She finally left me where the sidewalk ended, leaving me to finish my journey on my own. Here, I could either traverse several inches of snow that covered the houses’ front lawns, or pick my way over the uneven heaps of harder snow pushed there by the plows. e latter seemed like the easier option, so I climbed onto the mound of packed snow. Every now and then, my foot sank down, landing me calf-deep in snow, and then I had to li my knees really high to get out. Realizing I couldn’t feel my toes, I wiggled them vigorously inside my soggy socks.

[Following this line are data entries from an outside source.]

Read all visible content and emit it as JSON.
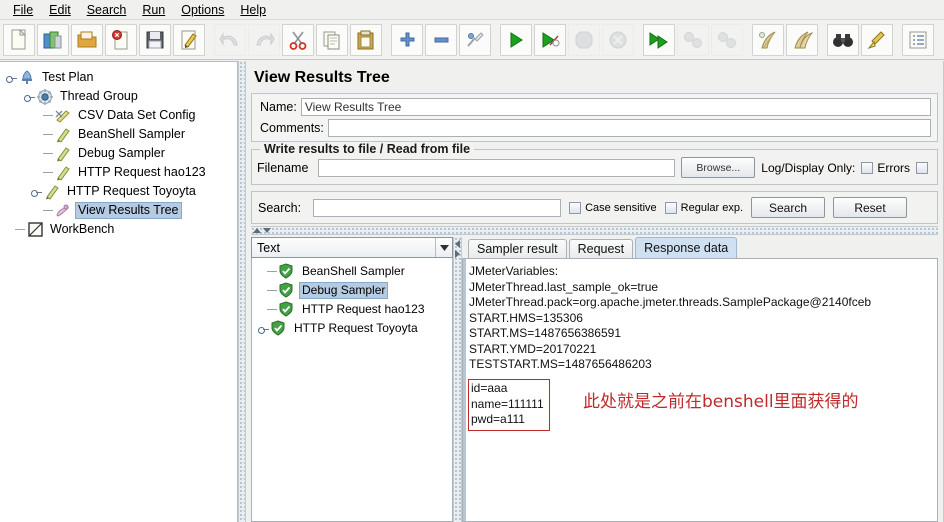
{
  "menubar": {
    "items": [
      {
        "label": "File",
        "mnemonic": "F"
      },
      {
        "label": "Edit",
        "mnemonic": "E"
      },
      {
        "label": "Search",
        "mnemonic": "S"
      },
      {
        "label": "Run",
        "mnemonic": "R"
      },
      {
        "label": "Options",
        "mnemonic": "O"
      },
      {
        "label": "Help",
        "mnemonic": "H"
      }
    ]
  },
  "toolbar": {
    "buttons": [
      {
        "name": "new-icon",
        "tooltip": "New"
      },
      {
        "name": "templates-icon",
        "tooltip": "Templates"
      },
      {
        "name": "open-icon",
        "tooltip": "Open"
      },
      {
        "name": "close-icon",
        "tooltip": "Close"
      },
      {
        "name": "save-icon",
        "tooltip": "Save"
      },
      {
        "name": "save-as-icon",
        "tooltip": "Save Test Plan as"
      },
      {
        "name": "undo-icon",
        "tooltip": "Undo",
        "disabled": true
      },
      {
        "name": "redo-icon",
        "tooltip": "Redo",
        "disabled": true
      },
      {
        "name": "cut-icon",
        "tooltip": "Cut"
      },
      {
        "name": "copy-icon",
        "tooltip": "Copy"
      },
      {
        "name": "paste-icon",
        "tooltip": "Paste"
      },
      {
        "name": "expand-all-icon",
        "tooltip": "Expand All"
      },
      {
        "name": "collapse-all-icon",
        "tooltip": "Collapse All"
      },
      {
        "name": "toggle-icon",
        "tooltip": "Toggle"
      },
      {
        "name": "start-icon",
        "tooltip": "Start"
      },
      {
        "name": "start-no-pauses-icon",
        "tooltip": "Start no pauses"
      },
      {
        "name": "stop-icon",
        "tooltip": "Stop",
        "disabled": true
      },
      {
        "name": "shutdown-icon",
        "tooltip": "Shutdown",
        "disabled": true
      },
      {
        "name": "remote-start-all-icon",
        "tooltip": "Remote Start All"
      },
      {
        "name": "remote-stop-all-icon",
        "tooltip": "Remote Stop All",
        "disabled": true
      },
      {
        "name": "remote-shutdown-all-icon",
        "tooltip": "Remote Shutdown All",
        "disabled": true
      },
      {
        "name": "clear-icon",
        "tooltip": "Clear"
      },
      {
        "name": "clear-all-icon",
        "tooltip": "Clear All"
      },
      {
        "name": "search-icon",
        "tooltip": "Search"
      },
      {
        "name": "search-reset-icon",
        "tooltip": "Reset Search"
      },
      {
        "name": "function-helper-icon",
        "tooltip": "Function Helper Dialog"
      }
    ]
  },
  "tree": {
    "nodes": [
      {
        "label": "Test Plan",
        "icon": "test-plan-icon",
        "depth": 0,
        "expanded": true,
        "selected": false
      },
      {
        "label": "Thread Group",
        "icon": "thread-group-icon",
        "depth": 1,
        "expanded": true,
        "selected": false
      },
      {
        "label": "CSV Data Set Config",
        "icon": "csv-data-set-icon",
        "depth": 2,
        "expanded": false,
        "selected": false
      },
      {
        "label": "BeanShell Sampler",
        "icon": "sampler-icon",
        "depth": 2,
        "expanded": false,
        "selected": false
      },
      {
        "label": "Debug Sampler",
        "icon": "sampler-icon",
        "depth": 2,
        "expanded": false,
        "selected": false
      },
      {
        "label": "HTTP Request  hao123",
        "icon": "sampler-icon",
        "depth": 2,
        "expanded": false,
        "selected": false
      },
      {
        "label": "HTTP Request  Toyoyta",
        "icon": "sampler-icon",
        "depth": 2,
        "expanded": true,
        "selected": false
      },
      {
        "label": "View Results Tree",
        "icon": "view-results-tree-icon",
        "depth": 2,
        "expanded": false,
        "selected": true
      },
      {
        "label": "WorkBench",
        "icon": "workbench-icon",
        "depth": 0,
        "expanded": false,
        "selected": false
      }
    ]
  },
  "panel": {
    "title": "View Results Tree",
    "name_label": "Name:",
    "name_value": "View Results Tree",
    "comments_label": "Comments:",
    "comments_value": "",
    "file_group": {
      "title": "Write results to file / Read from file",
      "filename_label": "Filename",
      "filename_value": "",
      "filename_placeholder": "",
      "browse_label": "Browse...",
      "log_display_label": "Log/Display Only:",
      "errors_label": "Errors",
      "successes_label": ""
    },
    "search": {
      "label": "Search:",
      "value": "",
      "placeholder": "",
      "case_sensitive_label": "Case sensitive",
      "regular_exp_label": "Regular exp.",
      "search_button": "Search",
      "reset_button": "Reset"
    }
  },
  "results": {
    "renderer_selected": "Text",
    "renderer_options": [
      "Text"
    ],
    "samples": [
      {
        "label": "BeanShell Sampler",
        "status": "success",
        "selected": false,
        "expandable": false
      },
      {
        "label": "Debug Sampler",
        "status": "success",
        "selected": true,
        "expandable": false
      },
      {
        "label": "HTTP Request  hao123",
        "status": "success",
        "selected": false,
        "expandable": false
      },
      {
        "label": "HTTP Request  Toyoyta",
        "status": "success",
        "selected": false,
        "expandable": true
      }
    ],
    "tabs": [
      {
        "label": "Sampler result",
        "active": false
      },
      {
        "label": "Request",
        "active": false
      },
      {
        "label": "Response data",
        "active": true
      }
    ],
    "response_lines": [
      "JMeterVariables:",
      "JMeterThread.last_sample_ok=true",
      "JMeterThread.pack=org.apache.jmeter.threads.SamplePackage@2140fceb",
      "START.HMS=135306",
      "START.MS=1487656386591",
      "START.YMD=20170221",
      "TESTSTART.MS=1487656486203"
    ],
    "highlight_lines": [
      "id=aaa",
      "name=111111",
      "pwd=a111"
    ],
    "annotation_text": "此处就是之前在benshell里面获得的"
  },
  "colors": {
    "accent": "#b5cbe3",
    "annotation_red": "#c02a2a",
    "tab_active": "#cfe0f2",
    "success_green": "#45a145"
  }
}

I concentrated on my mother, attempting telepathy to let her know I was safe and doing my utmost best to get home. It was a quiet street, but when a car approached occasionally, I’d watch to see if was Josh and his mom or even my parents’ burgundy Peugeot. After a time, a car with familiar-shaped headlights came into view. A blue Volvo! But it zoomed by without even slowing. I had just enough time to catch a glimpse of Elaine Krakouer in her pointy-rimmed glasses at the wheel. Had she forgotten she was supposed to pick me up from school, or did she just not see me? I turned back in time to see the face of her big brown dog in the rear window looking back at me as the Volvo receded in the distance.
The road stretched ahead as far as I could see. I knew that further on was Yale Avenue, the busy street that led down to my neighborhood. To my left, beyond the row of houses, I could see the tops of cottonwood trees, naked in the winter except for a few squirrel nests. I knew the trees lined the canal and that the packed dirt trail on the opposite side of the banks meandered past my very own backyard. After a heavy snow, my father sometimes strapped on his cross-country skis or snowshoes and set o along that trail. Where the trail reached the end of my block, the steep easement next to Mrs. Swenson’s house was the perfect hill for sledding. Happy times like those felt impossibly far away.
It was twilight by the time I reached Yale Avenue. As headlights flipped on, my anxiety surged. My mother’s panic coursed through every sinew of my being. I saw her standing at the kitchen counter, dialing telephone numbers from her ip-up Rolodex. Had Daddy’s students at the university formed a search party? Maybe Mommy had called the police!
If only I could cross the open fields and then transport myself over the canal to the trail. But that was impossible. e banks were too steep to climb. I imagined my mother’s devastation if I slipped and fell through the ice and drowned.
The sky was completely black by the time I rounded the corner of my block. My heart turned a somersault at the sight of patrol cars parked in front of my house. I hurried up the driveway and through the front door.
All eyes were on me. Everyone looked dismayed -- my parents, my brother, even our white standard poodle tentatively wagging her tail. A pair of towering police officers held their notepads while their tinny-sounding walkie-talkies broadcast coded messages. I knew that some concerned a little girl gone missing, and I felt ashamed.
Mommy’s face flashed relief, then anger as she swept me up in her arms. “Where were you, God dammit! Where were you?” she cried, carrying me down the hall and into my bedroom.
“Josh’s mom!” I blubbered. “ e bus -- (gasp) I -- (sob) -- walked home!”
Pulling off my wet clothes and helping me into a pair of warm pajamas, my mother shhh-shhh-ed me, assuring me that I was safe and everything was all right.
The cheerful yellow of my bedroom glowed golden in the lamplight, and lace curtains hung on my window. But beyond the glass, red and blue lights pierced the blackness, and this time Danny’s disease wasn’t the reason. There was a knot in my throat because of the emergency. The emergency that happened over me.